Rinse the scratches with water to remove any dirt and debris from the wounds. Use a gentle stream of warm water in your kitchen sink or bathtub, covering your dog's eyes and nose during the rinsing process with your hand or a loose towel. Hold the dog in place under the water by placing one arm around its middle and one hand under its chin, as it may try to get away from the stream of water that feels irritating on its scratches.
Out of curiosity, your dog can get minor lacerations or scratches on its head when it digs under fences or comes into contact with sharp objects. Minor wounds require treatment and cleaning to ensure they do not become infected. Treating the wounds quickly prevents any dirt and debris from becoming embedded in the skin and an infection spreading throughout the dog's system. Take measures to treat minor scratches on your dog's head to allow them to heal properly, but take the dog for emergency veterinary care for more serious, deep wounds.
- Blunt-tipped tweezers
- Paper towels
- Sterile gauze pads
- Electric clippers
- 3% hydrogen peroxide
- Antibacterial ointment
- First aid tape
- Elizabethan collar
Remove any larger pieces of debris, such as glass or stones, using blunt-tipped tweezers if you cannot rinse them away. Do this gently so you do not break up the debris further. Dry the area of the wounds with paper towels.
Stop any bleeding from the lacerations by holding a sterile gauze pad against them for five to 10 minutes. Apply steady pressure on the wounds with the pad during this time.
Trim away the hair from around the lacerations with an electric clipper so you can better access them.
Soak a sterile gauze pad in an antibacterial solution of equal parts 3 percent hydrogen peroxide and water. Hold the pad against the wounds to clean and sterilize them.

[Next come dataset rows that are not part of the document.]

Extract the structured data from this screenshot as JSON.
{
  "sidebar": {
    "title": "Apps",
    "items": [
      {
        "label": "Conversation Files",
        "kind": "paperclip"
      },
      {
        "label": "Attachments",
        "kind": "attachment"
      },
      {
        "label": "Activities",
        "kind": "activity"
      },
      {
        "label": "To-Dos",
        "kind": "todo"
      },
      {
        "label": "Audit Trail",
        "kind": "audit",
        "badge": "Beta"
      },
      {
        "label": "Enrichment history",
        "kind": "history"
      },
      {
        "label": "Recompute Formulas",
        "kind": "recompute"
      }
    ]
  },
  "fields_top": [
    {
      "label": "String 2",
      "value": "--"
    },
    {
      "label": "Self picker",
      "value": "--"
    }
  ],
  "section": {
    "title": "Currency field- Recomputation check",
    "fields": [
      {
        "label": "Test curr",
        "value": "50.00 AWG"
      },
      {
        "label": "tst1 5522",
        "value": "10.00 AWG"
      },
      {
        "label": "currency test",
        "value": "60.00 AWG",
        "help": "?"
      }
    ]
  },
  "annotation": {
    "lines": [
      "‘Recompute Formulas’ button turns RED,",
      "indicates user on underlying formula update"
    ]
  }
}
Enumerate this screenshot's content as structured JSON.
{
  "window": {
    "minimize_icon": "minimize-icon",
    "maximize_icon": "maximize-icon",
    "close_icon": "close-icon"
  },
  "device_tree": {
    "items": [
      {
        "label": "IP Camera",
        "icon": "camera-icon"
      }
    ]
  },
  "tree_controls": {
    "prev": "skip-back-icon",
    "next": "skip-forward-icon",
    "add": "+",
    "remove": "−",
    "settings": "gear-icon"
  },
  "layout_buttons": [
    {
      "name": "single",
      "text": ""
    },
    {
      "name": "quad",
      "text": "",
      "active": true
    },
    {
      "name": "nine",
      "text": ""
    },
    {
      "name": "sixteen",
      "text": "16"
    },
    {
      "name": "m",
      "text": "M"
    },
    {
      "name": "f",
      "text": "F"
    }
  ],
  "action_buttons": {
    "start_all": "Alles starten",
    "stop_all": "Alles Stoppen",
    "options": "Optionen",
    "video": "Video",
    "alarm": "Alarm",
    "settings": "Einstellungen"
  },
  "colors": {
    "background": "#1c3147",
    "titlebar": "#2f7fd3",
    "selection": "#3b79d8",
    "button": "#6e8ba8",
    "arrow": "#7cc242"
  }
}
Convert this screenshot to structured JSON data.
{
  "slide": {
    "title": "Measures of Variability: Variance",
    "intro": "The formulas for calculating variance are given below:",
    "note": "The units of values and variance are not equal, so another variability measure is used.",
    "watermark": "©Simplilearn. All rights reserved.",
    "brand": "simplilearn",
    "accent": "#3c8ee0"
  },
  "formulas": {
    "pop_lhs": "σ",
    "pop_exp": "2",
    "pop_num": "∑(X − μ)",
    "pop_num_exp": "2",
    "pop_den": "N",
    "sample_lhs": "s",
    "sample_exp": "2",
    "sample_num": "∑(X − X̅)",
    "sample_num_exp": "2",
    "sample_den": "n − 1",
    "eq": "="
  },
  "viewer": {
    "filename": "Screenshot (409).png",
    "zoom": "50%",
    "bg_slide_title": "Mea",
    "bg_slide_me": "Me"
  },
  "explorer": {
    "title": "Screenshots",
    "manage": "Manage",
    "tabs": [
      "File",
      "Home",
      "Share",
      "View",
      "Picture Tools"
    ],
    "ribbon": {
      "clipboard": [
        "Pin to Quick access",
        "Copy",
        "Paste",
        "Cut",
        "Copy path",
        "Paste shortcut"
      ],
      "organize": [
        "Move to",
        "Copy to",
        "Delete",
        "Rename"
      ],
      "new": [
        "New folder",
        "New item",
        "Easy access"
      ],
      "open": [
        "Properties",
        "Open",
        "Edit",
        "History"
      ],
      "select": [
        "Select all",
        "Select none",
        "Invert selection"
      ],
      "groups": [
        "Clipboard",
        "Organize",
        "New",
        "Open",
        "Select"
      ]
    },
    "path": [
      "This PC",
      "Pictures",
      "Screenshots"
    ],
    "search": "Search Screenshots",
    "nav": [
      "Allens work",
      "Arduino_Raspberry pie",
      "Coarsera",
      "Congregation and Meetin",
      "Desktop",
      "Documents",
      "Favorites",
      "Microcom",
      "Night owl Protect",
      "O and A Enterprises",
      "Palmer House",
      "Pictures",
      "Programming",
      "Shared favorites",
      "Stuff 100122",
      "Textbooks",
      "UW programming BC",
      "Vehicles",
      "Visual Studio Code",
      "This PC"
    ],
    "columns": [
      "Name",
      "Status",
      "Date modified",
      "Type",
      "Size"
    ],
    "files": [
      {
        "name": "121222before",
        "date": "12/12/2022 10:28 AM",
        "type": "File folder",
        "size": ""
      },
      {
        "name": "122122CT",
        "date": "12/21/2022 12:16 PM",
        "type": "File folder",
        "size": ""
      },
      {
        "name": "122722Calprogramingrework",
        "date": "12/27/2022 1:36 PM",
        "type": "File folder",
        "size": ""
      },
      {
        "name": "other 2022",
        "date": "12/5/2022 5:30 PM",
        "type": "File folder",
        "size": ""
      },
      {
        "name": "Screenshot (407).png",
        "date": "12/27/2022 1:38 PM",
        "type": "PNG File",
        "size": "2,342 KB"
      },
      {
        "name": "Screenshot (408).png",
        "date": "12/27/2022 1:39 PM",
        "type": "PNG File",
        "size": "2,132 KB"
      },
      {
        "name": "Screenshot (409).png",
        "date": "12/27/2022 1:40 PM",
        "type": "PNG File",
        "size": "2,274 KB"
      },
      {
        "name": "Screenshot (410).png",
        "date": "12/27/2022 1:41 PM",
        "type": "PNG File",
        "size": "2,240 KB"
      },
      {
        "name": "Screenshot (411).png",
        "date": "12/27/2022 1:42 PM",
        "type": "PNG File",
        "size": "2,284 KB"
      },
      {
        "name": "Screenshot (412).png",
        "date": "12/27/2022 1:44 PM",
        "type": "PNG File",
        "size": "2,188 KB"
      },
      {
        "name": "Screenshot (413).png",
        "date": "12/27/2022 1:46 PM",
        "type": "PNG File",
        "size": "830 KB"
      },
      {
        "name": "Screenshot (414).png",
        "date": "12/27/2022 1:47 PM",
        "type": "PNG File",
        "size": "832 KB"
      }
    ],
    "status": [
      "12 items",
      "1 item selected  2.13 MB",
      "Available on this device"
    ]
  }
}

Apply an antibacterial ointment over the scratches to completely cover them. Depending on the location of the wounds, secure a sterile gauze pad over the cuts with first aid tape. Wounds near the dog's eyes may not allow you to do this.
Place an Elizabethan collar over the dog's head to protect the scratches from your dog and allow the wounds to heal
- Vetinfo: Disinfecting and Bandaging a Dog Scratch
- Dog Owner's Home Veterinary Handbook; Debra M. Eldredge, DVM, et al.; 2007
- PetPlace; Laceration in Dogs; Dr. David Diamond
- PetsMD: Laceration in Cats and Dogs
- What's Wrong With My Dog?: A Pet Owner's Guide to 150 Symptoms -- and What to Do About Them; Jake Tedaldi; 2011
- Photo Credit Thinkstock/Comstock/Getty Images